- _Task objective_: Report back every line of the entries that contains "icon", exactly as written.

Start of Records for processing

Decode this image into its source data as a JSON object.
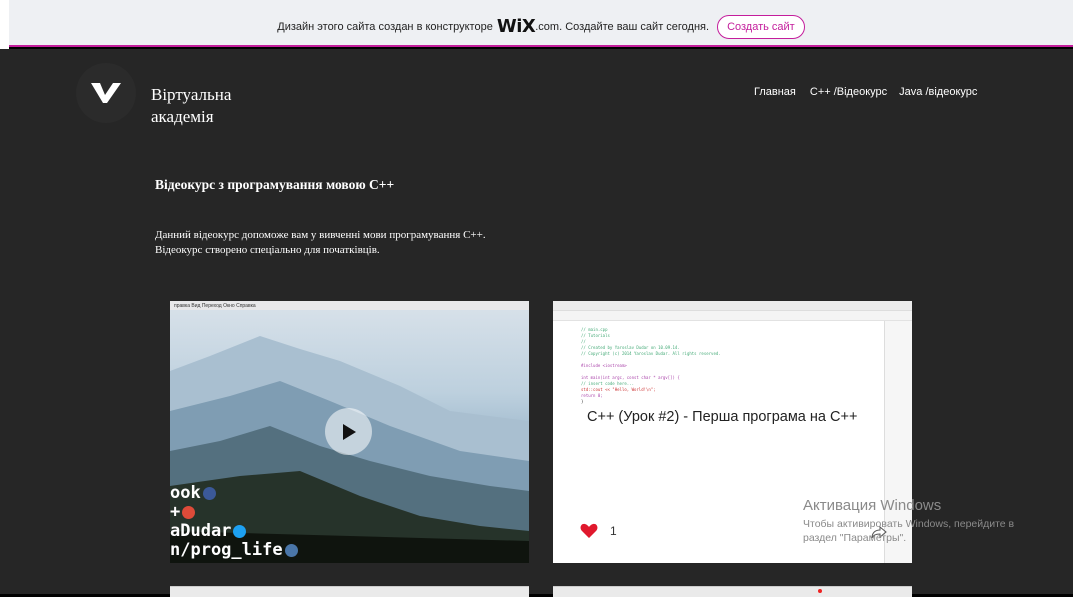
{
  "banner": {
    "text_before": "Дизайн этого сайта создан в конструкторе",
    "logo_main": "WiX",
    "text_after": ".com. Создайте ваш сайт сегодня.",
    "button": "Создать сайт",
    "accent": "#c41d9c"
  },
  "site": {
    "logo_icon": "check-v-icon",
    "title_line1": "Віртуальна",
    "title_line2": "академія"
  },
  "nav": {
    "items": [
      "Главная",
      "C++ /Відеокурс",
      "Java /відеокурс"
    ]
  },
  "content": {
    "heading": "Відеокурс з програмування мовою С++",
    "description": "Данний відеокурс допоможе вам у вивченні мови програмування С++. Відеокурс створено спеціально для початківців."
  },
  "video1": {
    "menu_text": "правка   Вид   Переход   Окно   Справка",
    "social_lines": [
      "ook",
      "+",
      "aDudar",
      "n/prog_life"
    ],
    "play_icon": "play-icon"
  },
  "video2": {
    "title": "С++ (Урок #2) - Перша програма на С++",
    "likes": "1",
    "like_icon": "heart-icon",
    "share_icon": "share-icon",
    "code_lines": [
      "// main.cpp",
      "// Tutorials",
      "//",
      "// Created by Yaroslav Dudar on 10.09.14.",
      "// Copyright (c) 2014 Yaroslav Dudar. All rights reserved.",
      "",
      "#include <iostream>",
      "",
      "int main(int argc, const char * argv[]) {",
      "    // insert code here...",
      "    std::cout << \"Hello, World!\\n\";",
      "    return 0;",
      "}"
    ]
  },
  "watermark": {
    "line1": "Активация Windows",
    "line2": "Чтобы активировать Windows, перейдите в",
    "line3": "раздел \"Параметры\"."
  }
}
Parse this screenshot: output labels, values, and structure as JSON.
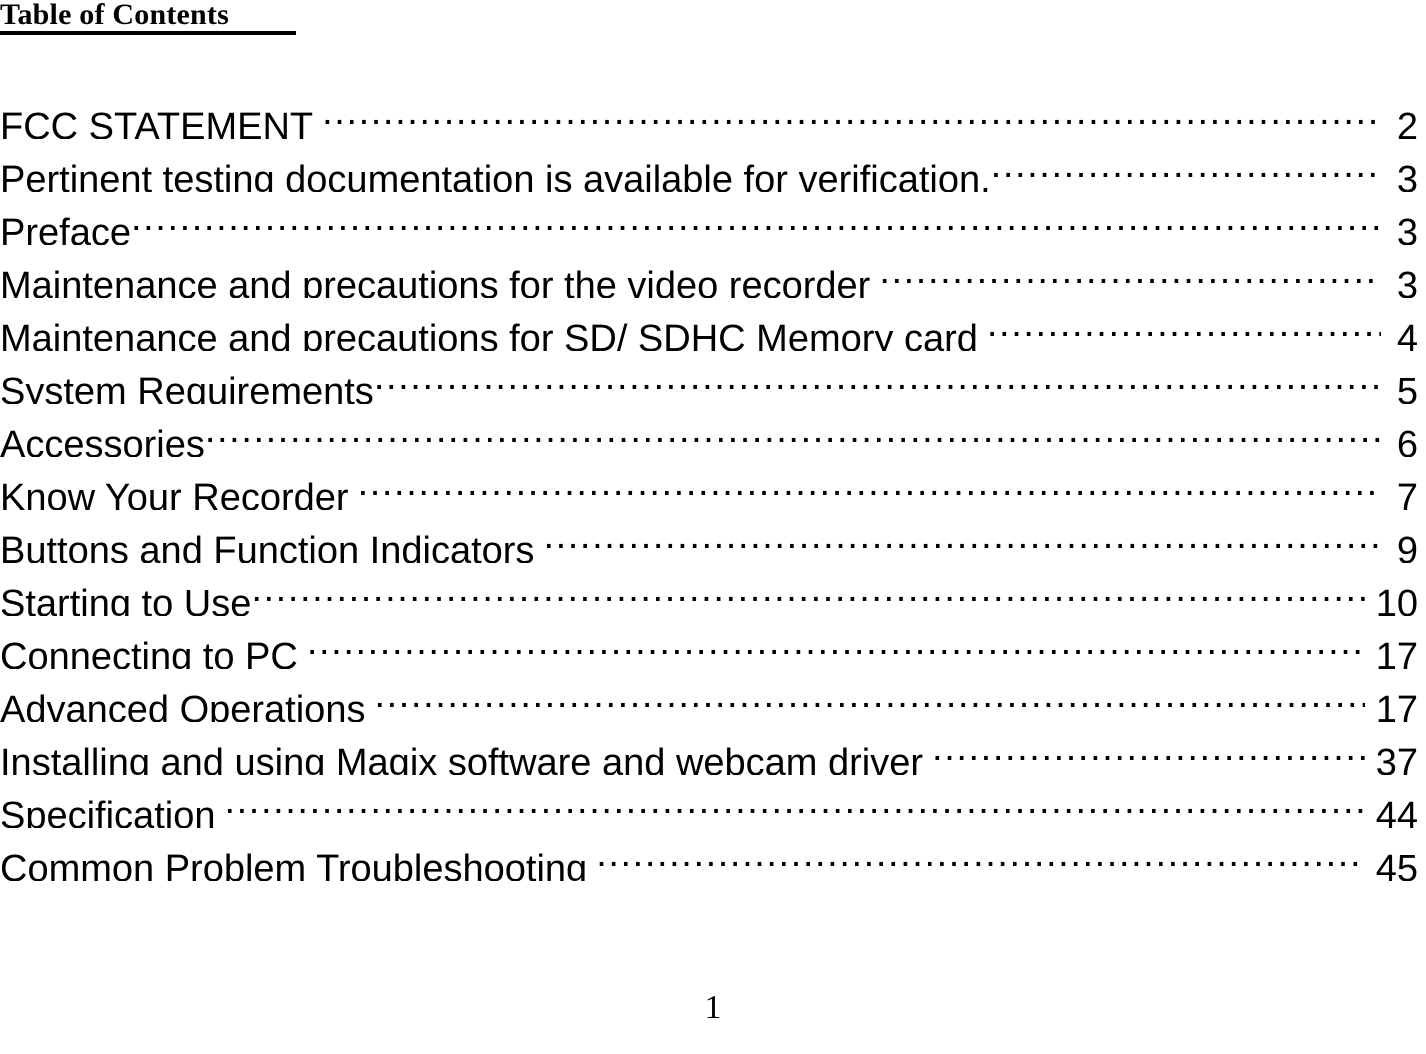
{
  "document": {
    "title": "Table of Contents",
    "footer_page_number": "1"
  },
  "toc": {
    "entries": [
      {
        "label": "FCC STATEMENT",
        "page": "2",
        "spacing": "gap"
      },
      {
        "label": "Pertinent testing documentation is available for verification.",
        "page": "3",
        "spacing": "tight"
      },
      {
        "label": "Preface",
        "page": "3",
        "spacing": "tight"
      },
      {
        "label": "Maintenance and precautions for the video recorder",
        "page": "3",
        "spacing": "gap"
      },
      {
        "label": "Maintenance and precautions for SD/ SDHC Memory card",
        "page": "4",
        "spacing": "gap"
      },
      {
        "label": "System Requirements",
        "page": "5",
        "spacing": "tight"
      },
      {
        "label": "Accessories",
        "page": "6",
        "spacing": "tight"
      },
      {
        "label": "Know Your Recorder",
        "page": "7",
        "spacing": "gap"
      },
      {
        "label": "Buttons and Function Indicators",
        "page": "9",
        "spacing": "gap"
      },
      {
        "label": "Starting to Use",
        "page": "10",
        "spacing": "tight"
      },
      {
        "label": "Connecting to PC",
        "page": "17",
        "spacing": "gap"
      },
      {
        "label": "Advanced Operations",
        "page": "17",
        "spacing": "gap"
      },
      {
        "label": "Installing and using Magix software and webcam driver",
        "page": "37",
        "spacing": "gap"
      },
      {
        "label": "Specification",
        "page": "44",
        "spacing": "gap"
      },
      {
        "label": "Common Problem Troubleshooting",
        "page": "45",
        "spacing": "gap"
      }
    ]
  }
}
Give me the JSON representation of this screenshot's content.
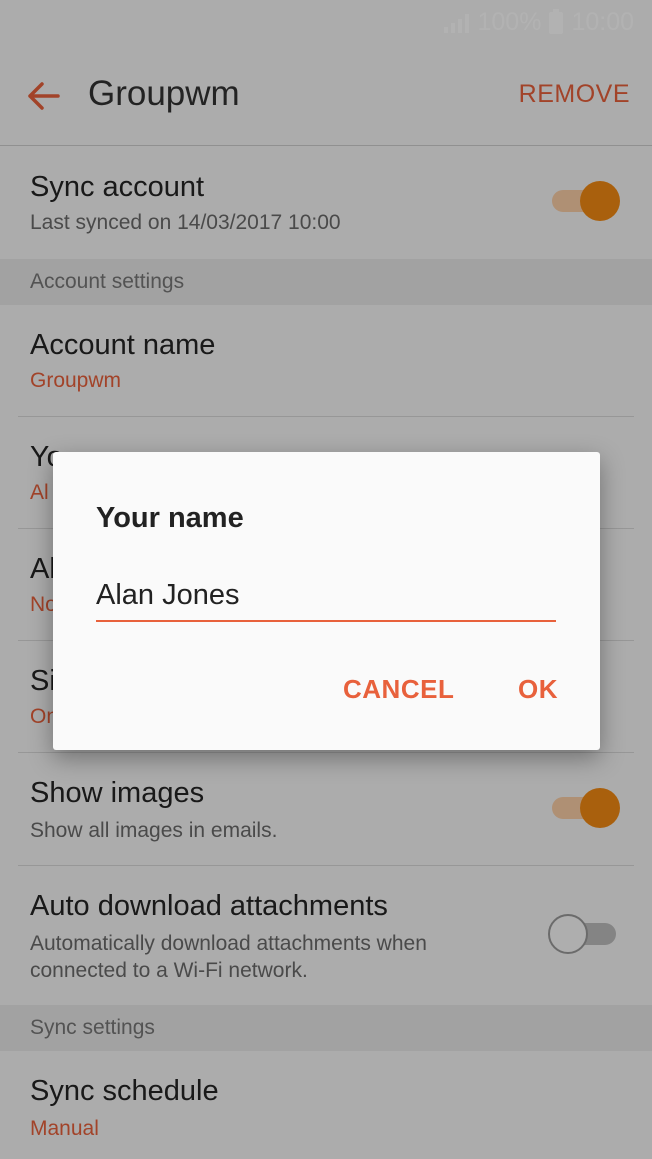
{
  "status": {
    "battery_text": "100%",
    "time": "10:00"
  },
  "appbar": {
    "title": "Groupwm",
    "remove_label": "REMOVE"
  },
  "sync_account": {
    "label": "Sync account",
    "sub": "Last synced on 14/03/2017  10:00",
    "enabled": true
  },
  "sections": {
    "account_settings": "Account settings",
    "sync_settings": "Sync settings"
  },
  "account_name": {
    "label": "Account name",
    "value": "Groupwm"
  },
  "hidden_rows": [
    {
      "label_fragment": "Yo",
      "value_fragment": "Al"
    },
    {
      "label_fragment": "Al",
      "value_fragment": "No"
    },
    {
      "label_fragment": "Si",
      "value_fragment": "On"
    }
  ],
  "show_images": {
    "label": "Show images",
    "sub": "Show all images in emails.",
    "enabled": true
  },
  "auto_download": {
    "label": "Auto download attachments",
    "sub_line1": "Automatically download attachments when",
    "sub_line2": "connected to a Wi-Fi network.",
    "enabled": false
  },
  "sync_schedule": {
    "label": "Sync schedule",
    "value": "Manual"
  },
  "dialog": {
    "title": "Your name",
    "input_value": "Alan Jones",
    "cancel_label": "CANCEL",
    "ok_label": "OK"
  },
  "colors": {
    "accent": "#e8613c",
    "switch_on": "#f38a13"
  }
}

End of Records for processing

- _Solution to this exercise_:
    "logo_icon": "check-v-icon",
    "play_icon": "play-icon"
    "like_icon": "heart-icon",
    "share_icon": "share-icon",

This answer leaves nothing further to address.